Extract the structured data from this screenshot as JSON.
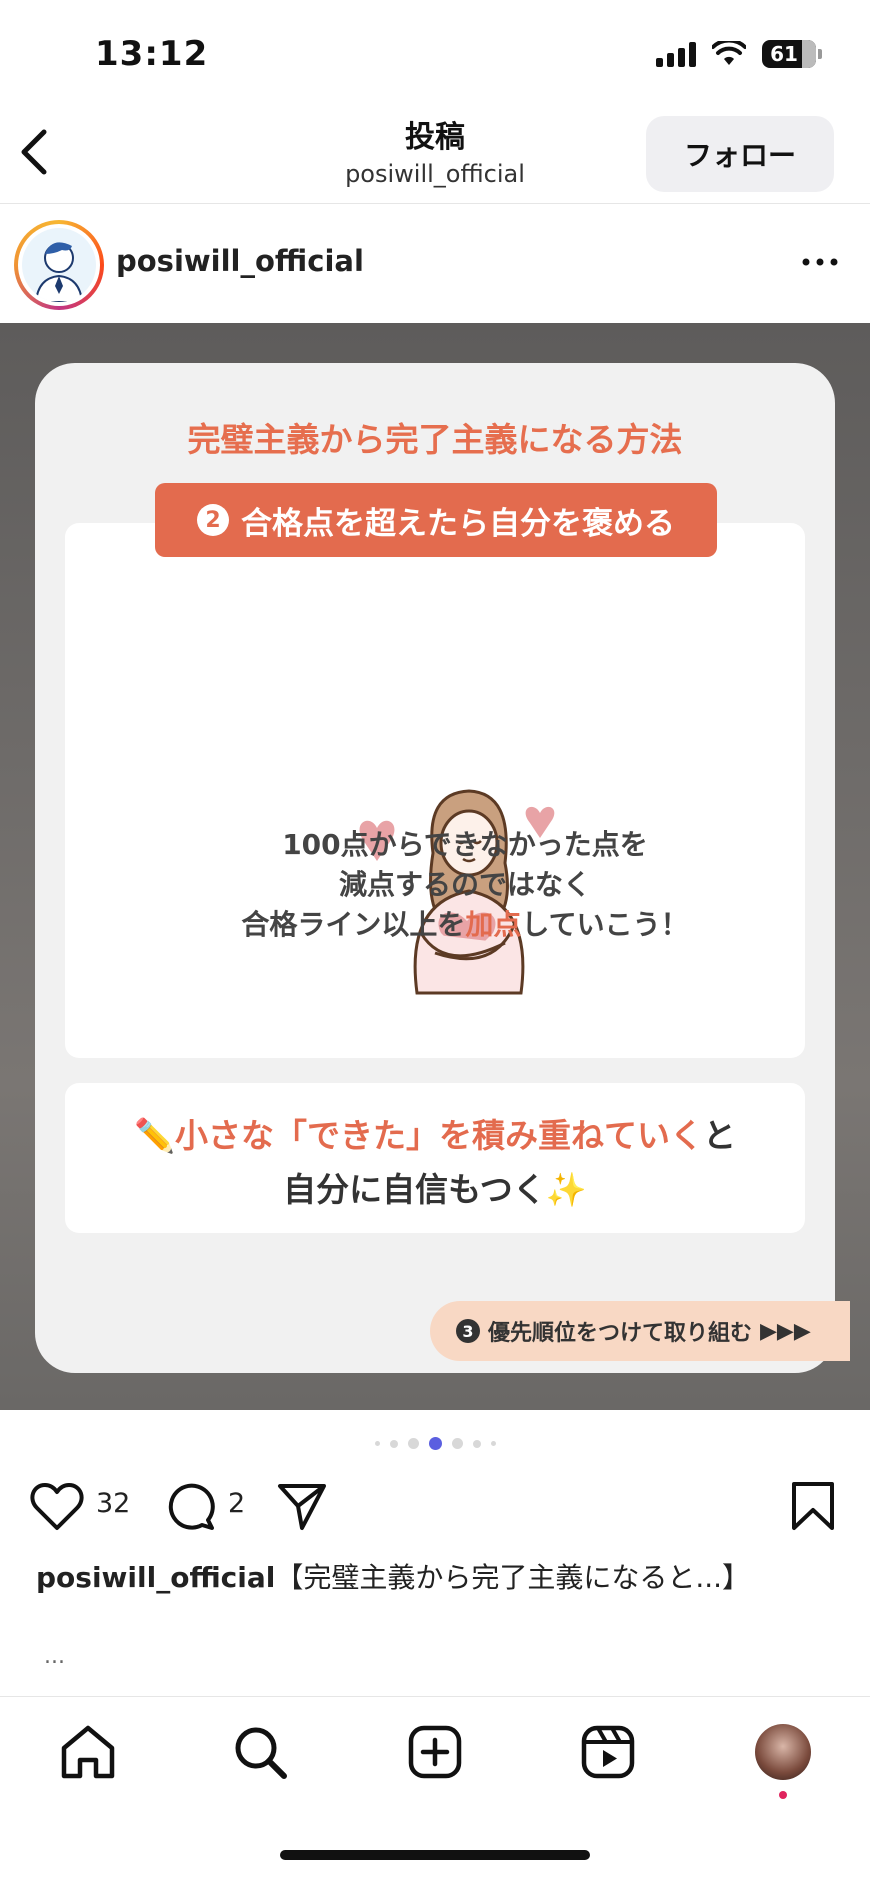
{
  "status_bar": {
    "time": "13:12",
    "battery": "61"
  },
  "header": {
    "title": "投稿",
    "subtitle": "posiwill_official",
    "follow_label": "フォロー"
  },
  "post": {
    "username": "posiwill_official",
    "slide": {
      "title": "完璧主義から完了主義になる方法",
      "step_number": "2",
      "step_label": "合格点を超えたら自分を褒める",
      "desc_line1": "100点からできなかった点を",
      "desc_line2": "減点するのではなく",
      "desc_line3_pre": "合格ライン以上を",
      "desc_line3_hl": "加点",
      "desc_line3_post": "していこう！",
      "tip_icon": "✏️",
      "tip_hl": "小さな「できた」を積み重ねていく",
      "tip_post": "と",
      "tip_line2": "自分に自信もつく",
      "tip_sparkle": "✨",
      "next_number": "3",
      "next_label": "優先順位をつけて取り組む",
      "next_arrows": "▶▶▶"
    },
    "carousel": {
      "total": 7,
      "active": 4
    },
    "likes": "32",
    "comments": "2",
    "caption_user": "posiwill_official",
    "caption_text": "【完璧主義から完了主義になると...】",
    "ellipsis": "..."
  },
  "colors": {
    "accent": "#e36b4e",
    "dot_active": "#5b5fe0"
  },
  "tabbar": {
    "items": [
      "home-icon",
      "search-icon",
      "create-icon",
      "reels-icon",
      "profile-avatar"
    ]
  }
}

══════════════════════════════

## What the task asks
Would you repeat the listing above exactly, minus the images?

## Answer box
Extract the structured data from this screenshot as JSON.
{
  "status_bar": {
    "time": "13:12",
    "battery": "61"
  },
  "header": {
    "title": "投稿",
    "subtitle": "posiwill_official",
    "follow_label": "フォロー"
  },
  "post": {
    "username": "posiwill_official",
    "slide": {
      "title": "完璧主義から完了主義になる方法",
      "step_number": "2",
      "step_label": "合格点を超えたら自分を褒める",
      "desc_line1": "100点からできなかった点を",
      "desc_line2": "減点するのではなく",
      "desc_line3_pre": "合格ライン以上を",
      "desc_line3_hl": "加点",
      "desc_line3_post": "していこう！",
      "tip_icon": "✏️",
      "tip_hl": "小さな「できた」を積み重ねていく",
      "tip_post": "と",
      "tip_line2": "自分に自信もつく",
      "tip_sparkle": "✨",
      "next_number": "3",
      "next_label": "優先順位をつけて取り組む",
      "next_arrows": "▶▶▶"
    },
    "carousel": {
      "total": 7,
      "active": 4
    },
    "likes": "32",
    "comments": "2",
    "caption_user": "posiwill_official",
    "caption_text": "【完璧主義から完了主義になると...】",
    "ellipsis": "..."
  },
  "colors": {
    "accent": "#e36b4e",
    "dot_active": "#5b5fe0"
  },
  "tabbar": {
    "items": [
      "home-icon",
      "search-icon",
      "create-icon",
      "reels-icon",
      "profile-avatar"
    ]
  }
}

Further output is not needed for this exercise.